Mahathir was able to convince his voters that he is the man largely responsible for the economic miracle Malaysia has been experiencing since independance from Great Britain. National income per capita is more than twelve times higher than in 1957. In 1997, the Asian financial crisis also hit Malaysia, but after the 1998 recession, the economy is rebounding and growing again. It's annual growth rate of about 8% is the same it was in the decade before the Asian crisis, despite the fact that Prime Minister Mahathir repeatedly ignored IMF opinions and other international recipes and pressure.
 
Last but not least, Mahathir had the support of Malaysia's mass media. The four-party opposition coalition had almost no chance of being seen and heard in pro-government television stations and newspapers. But given the two-thirds victory by the National Front, popular support for Mahathir and his politics is still strong. But four of his Ministers have lost their mandate and therefore will not be included in the new cabinet.
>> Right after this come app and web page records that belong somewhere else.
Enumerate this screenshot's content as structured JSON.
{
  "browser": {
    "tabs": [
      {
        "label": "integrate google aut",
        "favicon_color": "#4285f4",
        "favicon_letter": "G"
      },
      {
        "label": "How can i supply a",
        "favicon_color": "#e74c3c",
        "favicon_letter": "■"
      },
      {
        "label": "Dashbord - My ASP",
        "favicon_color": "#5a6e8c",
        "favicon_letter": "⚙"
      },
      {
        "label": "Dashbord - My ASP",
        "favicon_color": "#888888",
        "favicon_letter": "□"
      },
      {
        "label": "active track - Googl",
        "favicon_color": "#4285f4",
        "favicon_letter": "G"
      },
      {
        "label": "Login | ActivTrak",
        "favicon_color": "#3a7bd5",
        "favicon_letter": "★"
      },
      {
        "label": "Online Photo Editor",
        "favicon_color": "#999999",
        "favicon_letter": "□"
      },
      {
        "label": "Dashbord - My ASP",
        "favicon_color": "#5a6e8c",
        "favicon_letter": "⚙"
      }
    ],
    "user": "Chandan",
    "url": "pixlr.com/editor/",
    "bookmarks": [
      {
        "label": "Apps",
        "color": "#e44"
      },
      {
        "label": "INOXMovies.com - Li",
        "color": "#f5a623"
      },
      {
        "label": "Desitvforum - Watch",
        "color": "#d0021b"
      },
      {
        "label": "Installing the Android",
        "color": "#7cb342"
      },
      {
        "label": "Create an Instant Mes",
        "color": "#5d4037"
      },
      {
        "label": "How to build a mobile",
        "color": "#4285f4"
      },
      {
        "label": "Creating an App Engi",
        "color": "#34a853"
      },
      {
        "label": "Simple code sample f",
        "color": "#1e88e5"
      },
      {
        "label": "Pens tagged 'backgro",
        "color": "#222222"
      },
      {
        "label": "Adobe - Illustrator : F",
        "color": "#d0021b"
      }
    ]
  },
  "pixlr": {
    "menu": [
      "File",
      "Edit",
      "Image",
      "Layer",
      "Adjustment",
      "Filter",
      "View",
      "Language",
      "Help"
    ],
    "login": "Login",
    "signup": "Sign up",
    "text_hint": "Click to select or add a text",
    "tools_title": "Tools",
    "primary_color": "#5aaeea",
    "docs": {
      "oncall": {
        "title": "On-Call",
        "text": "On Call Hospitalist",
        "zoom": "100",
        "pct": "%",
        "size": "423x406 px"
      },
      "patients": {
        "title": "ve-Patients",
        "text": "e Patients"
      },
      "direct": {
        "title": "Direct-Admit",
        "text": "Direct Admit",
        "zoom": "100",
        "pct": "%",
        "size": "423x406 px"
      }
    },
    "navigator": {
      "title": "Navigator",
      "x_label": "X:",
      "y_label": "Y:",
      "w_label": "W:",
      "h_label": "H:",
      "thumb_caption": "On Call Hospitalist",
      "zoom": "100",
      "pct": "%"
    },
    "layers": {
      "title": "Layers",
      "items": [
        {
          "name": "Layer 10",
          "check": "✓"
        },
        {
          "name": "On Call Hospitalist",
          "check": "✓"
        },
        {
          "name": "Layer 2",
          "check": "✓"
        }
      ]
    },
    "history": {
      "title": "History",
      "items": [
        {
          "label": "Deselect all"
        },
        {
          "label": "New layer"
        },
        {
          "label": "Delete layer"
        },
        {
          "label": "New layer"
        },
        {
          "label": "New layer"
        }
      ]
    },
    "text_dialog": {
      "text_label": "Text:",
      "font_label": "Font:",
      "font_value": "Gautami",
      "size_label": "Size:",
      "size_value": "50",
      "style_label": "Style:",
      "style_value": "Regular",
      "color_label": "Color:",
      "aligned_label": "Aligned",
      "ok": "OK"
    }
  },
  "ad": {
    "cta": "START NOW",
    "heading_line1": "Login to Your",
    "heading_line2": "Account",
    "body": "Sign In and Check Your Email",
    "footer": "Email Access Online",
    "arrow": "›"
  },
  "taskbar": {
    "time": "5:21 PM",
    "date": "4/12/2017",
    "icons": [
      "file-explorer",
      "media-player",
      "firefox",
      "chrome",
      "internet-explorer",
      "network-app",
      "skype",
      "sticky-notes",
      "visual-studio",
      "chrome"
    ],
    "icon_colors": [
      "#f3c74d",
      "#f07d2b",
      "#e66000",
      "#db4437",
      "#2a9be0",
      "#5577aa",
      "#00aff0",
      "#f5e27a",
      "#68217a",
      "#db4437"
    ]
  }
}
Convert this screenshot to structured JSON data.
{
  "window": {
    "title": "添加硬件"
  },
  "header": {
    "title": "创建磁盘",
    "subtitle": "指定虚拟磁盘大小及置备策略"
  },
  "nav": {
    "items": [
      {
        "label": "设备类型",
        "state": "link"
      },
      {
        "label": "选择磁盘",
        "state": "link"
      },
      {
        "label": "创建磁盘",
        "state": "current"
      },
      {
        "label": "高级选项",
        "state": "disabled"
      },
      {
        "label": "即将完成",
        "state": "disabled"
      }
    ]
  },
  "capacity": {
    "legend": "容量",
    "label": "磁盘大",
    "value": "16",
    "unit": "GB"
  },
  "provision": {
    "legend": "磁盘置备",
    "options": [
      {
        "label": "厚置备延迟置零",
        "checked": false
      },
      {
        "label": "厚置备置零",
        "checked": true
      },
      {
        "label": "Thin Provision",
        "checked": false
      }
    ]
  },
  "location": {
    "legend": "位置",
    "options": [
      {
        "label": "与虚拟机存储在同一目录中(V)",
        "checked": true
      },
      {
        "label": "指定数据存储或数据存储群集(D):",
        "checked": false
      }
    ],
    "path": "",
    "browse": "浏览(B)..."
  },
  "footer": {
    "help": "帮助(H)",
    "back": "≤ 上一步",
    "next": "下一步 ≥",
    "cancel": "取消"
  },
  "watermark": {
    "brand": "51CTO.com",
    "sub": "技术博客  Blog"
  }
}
These are signs on the wall for the Prime Minister.


 
www.cosmopolis.ch
No. 1, December 1999
Current edition and Archives
English topical archives: ArtFilm - Music - History - Politics
For Advertisers - Links - Feedback - German edition

Copyright 1999  www.cosmopolis.ch  Louis Gerber  All rights reserved.